The poem’s last four lines leave our narrator bent on amending her ways, denying her fondness for the physical word, and centering her existence on serving God and getting to Heaven.
There‘s wealth enough, I need no more,
Farewell, my pelf, farewell, my store.
The world no longer let me love,
My hope and treasure lies above.
Metaphor and Symbolism
In line 29, the narrator begins talking to the house directly. She recounts happy memories of times past and tells the house that none of these happy occurrences will ever take place for it again.
Under thy roof no guest shall sit
Nor at thy Table eat a bit.
No pleasant talk shall ‘ere be told
Nor things recounted done of old. (lines 29-32)
By personifying the house and having the narrator speak to it, Bradstreet evokes the emotional emphasis people tend to put on their possessions. Houses are sacred. They symbolize warmth, security, family, and comfort.

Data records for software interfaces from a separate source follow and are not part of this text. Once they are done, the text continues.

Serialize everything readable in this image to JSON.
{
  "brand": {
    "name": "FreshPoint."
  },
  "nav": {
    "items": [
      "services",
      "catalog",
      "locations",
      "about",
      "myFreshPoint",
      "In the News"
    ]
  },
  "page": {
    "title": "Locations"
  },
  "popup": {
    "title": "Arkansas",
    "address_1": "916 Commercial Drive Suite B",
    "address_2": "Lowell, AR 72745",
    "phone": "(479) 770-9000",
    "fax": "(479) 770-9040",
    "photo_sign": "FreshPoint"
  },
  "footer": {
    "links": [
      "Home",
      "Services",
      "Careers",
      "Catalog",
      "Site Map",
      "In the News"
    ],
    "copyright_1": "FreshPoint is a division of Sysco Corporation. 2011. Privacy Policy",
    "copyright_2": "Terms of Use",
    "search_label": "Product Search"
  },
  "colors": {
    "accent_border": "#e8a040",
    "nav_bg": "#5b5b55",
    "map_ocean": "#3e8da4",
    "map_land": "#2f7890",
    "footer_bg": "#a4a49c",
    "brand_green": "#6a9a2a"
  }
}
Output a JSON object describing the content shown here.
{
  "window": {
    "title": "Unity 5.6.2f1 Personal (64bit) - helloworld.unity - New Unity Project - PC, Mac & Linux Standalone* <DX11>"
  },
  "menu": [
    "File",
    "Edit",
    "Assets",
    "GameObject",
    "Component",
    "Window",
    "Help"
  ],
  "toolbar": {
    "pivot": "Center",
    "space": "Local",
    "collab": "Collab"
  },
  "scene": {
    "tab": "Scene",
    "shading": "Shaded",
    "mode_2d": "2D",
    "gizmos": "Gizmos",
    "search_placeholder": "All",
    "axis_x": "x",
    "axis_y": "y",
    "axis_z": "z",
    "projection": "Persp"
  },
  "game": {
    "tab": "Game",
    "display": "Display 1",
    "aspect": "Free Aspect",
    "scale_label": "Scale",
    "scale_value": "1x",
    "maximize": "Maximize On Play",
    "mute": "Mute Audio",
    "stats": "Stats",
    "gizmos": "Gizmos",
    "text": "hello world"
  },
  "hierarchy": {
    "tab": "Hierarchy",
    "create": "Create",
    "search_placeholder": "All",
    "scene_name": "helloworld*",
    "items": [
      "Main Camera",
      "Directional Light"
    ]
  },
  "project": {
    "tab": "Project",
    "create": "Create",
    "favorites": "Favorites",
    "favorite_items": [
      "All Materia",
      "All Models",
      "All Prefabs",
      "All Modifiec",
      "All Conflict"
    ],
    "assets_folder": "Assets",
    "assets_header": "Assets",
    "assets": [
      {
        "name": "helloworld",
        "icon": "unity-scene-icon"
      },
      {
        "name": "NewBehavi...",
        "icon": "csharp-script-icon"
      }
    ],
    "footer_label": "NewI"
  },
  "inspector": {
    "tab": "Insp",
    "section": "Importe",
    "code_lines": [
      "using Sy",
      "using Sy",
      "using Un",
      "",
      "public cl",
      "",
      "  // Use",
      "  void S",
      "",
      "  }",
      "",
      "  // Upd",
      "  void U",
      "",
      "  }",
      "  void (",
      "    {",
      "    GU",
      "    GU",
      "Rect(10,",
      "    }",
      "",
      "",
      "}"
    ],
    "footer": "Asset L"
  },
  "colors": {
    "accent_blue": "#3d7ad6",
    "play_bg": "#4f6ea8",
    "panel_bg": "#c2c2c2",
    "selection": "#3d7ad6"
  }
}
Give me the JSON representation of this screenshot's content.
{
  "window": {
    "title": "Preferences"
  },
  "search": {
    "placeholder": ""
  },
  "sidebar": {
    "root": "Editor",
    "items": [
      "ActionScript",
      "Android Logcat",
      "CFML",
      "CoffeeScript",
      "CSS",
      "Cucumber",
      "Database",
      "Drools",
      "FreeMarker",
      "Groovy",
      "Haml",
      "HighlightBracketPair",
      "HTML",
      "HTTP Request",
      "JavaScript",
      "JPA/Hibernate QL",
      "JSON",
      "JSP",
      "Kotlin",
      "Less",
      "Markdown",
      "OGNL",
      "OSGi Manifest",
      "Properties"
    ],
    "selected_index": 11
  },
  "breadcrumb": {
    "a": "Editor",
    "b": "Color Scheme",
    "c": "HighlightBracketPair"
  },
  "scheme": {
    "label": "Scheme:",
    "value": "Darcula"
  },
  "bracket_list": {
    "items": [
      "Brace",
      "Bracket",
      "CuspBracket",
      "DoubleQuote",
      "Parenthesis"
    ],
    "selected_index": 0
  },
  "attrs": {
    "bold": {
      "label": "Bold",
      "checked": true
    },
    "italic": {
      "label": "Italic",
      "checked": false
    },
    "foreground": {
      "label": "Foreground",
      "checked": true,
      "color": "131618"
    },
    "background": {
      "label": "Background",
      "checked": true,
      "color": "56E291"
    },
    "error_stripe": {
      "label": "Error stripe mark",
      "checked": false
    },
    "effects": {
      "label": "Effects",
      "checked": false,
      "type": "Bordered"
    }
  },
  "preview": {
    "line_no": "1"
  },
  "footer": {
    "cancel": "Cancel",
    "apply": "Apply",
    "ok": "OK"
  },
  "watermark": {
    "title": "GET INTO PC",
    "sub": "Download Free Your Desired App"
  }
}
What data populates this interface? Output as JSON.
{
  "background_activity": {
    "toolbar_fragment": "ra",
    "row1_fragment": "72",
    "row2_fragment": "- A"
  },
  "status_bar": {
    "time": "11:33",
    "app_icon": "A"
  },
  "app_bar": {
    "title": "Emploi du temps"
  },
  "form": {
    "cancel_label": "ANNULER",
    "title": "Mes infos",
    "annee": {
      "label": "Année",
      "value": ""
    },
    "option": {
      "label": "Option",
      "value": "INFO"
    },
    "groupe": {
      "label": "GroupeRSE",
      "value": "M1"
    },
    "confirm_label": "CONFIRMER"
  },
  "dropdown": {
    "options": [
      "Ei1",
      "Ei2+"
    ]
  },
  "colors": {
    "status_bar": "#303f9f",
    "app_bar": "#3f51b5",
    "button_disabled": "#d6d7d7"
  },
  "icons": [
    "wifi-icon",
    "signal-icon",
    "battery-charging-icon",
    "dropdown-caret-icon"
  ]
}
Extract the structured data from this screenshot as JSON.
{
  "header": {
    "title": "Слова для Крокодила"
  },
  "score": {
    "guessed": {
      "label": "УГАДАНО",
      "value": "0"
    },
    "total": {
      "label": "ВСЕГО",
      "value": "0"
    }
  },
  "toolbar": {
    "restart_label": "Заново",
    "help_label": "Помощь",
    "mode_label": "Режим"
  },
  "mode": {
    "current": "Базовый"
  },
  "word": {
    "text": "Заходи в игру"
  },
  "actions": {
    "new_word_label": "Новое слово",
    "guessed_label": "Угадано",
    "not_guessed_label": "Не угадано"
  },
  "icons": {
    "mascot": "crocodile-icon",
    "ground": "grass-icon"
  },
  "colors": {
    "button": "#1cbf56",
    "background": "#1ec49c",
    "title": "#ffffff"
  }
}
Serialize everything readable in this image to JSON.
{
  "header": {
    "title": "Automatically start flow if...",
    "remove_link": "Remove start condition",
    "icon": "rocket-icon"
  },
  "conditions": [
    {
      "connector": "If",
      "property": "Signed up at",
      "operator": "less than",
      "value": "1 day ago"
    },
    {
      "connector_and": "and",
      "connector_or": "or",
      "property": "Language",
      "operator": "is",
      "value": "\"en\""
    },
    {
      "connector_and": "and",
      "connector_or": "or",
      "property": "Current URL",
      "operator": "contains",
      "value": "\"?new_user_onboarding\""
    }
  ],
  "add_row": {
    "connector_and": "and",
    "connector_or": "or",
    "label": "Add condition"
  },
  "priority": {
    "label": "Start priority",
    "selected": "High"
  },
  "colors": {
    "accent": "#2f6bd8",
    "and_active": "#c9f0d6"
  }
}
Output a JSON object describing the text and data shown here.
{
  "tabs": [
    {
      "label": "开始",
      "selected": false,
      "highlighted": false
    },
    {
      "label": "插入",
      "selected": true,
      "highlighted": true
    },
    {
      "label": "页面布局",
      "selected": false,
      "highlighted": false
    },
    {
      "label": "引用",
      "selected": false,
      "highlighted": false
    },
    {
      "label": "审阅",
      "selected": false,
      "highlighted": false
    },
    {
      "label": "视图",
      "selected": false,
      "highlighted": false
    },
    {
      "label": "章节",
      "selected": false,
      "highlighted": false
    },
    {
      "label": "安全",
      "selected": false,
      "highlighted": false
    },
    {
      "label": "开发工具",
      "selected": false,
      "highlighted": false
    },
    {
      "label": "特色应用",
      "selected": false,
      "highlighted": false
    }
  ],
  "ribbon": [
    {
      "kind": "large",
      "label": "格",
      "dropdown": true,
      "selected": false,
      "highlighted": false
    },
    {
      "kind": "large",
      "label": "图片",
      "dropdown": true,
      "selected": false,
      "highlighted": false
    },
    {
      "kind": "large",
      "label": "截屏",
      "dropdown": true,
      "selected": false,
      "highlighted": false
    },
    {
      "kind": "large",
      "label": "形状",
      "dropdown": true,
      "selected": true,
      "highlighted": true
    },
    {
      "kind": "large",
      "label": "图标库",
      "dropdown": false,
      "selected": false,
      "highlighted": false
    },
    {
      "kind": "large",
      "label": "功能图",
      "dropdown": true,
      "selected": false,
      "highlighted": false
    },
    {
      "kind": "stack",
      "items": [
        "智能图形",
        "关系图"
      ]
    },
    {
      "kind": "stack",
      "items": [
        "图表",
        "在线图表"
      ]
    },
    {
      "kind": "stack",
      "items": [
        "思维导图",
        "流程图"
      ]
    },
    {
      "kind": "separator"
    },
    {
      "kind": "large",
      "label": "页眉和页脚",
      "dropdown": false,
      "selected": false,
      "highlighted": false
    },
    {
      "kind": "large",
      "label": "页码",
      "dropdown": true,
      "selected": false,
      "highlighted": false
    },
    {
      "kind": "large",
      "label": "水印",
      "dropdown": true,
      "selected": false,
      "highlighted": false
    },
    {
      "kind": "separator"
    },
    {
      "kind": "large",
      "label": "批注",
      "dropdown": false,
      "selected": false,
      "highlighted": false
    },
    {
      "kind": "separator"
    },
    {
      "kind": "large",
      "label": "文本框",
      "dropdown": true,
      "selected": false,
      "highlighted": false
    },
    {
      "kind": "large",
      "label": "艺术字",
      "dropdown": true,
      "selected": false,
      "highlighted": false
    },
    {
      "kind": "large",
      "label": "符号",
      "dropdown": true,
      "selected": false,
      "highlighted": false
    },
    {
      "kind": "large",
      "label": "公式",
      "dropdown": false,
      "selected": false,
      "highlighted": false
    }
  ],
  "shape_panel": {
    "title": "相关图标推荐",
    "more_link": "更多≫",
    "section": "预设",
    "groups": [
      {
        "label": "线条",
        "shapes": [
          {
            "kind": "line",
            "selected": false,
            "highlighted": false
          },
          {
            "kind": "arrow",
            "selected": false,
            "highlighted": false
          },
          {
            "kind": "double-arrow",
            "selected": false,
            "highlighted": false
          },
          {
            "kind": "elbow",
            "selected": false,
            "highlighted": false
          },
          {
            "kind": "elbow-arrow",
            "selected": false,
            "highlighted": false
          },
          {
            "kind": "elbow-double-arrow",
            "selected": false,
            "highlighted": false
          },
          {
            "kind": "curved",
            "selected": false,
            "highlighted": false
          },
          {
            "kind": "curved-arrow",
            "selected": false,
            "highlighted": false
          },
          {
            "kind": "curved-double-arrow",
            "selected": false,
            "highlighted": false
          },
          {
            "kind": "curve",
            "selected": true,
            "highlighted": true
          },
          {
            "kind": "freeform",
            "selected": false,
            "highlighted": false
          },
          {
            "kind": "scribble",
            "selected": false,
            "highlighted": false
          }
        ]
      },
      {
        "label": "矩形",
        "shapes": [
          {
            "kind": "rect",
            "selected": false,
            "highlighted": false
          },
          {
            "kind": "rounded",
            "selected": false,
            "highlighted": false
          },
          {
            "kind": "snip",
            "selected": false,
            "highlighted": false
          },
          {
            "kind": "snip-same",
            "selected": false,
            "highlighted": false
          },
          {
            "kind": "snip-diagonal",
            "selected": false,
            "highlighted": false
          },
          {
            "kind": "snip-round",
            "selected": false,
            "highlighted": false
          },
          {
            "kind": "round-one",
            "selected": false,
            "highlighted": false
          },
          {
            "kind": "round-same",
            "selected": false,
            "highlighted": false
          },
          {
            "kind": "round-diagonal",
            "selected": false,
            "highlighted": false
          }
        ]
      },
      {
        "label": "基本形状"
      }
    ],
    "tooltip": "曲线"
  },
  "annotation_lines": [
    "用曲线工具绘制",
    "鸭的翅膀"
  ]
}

When the narrator bids the house adieu, she says that “all’s vanity” (line 36). It is on this one word that the poem turns. The narrator realizes here that her feelings for her house have been vain; she took pride in her home’s appearance and its upkeep. She also understands that her labor and affection for the house have been in vain: trivial, hollow.
In lines 37-50, the narrator addresses her heart. She scolds it for mistaking the material world for its true home. She reminds her heart that God, despite his grandeur and heavy workload, has reserved them a wonderful home in Heaven.
Then straight I ‘gin my heart to chide,
And did thy wealth on earth abide? (lines 37-38)
For the most part, Anne Bradstreet wrote in Modern English. Her writing is relatively easy to follow, but there is still some Middle English sprinkled in, such as the pronouns “thy” and “thine.” Poets at this time sometimes employed contractions, such as “e’er” and “mould’ring” to keep a poem’s meter.
Anne Bradstreet (1612-1672) was born into a noble family in England. She did not go to school, but her father was very learned and had a great library. Anne grew up devouring classic and modern literature. She immigrated to New England with her husband, Simon, and her parents in the 1630s. It was here that she began writing poetry and gave birth to eight children. Her first book of poetry, The Tenth Muse Lately Sprung Up in America, was first published in London in 1650.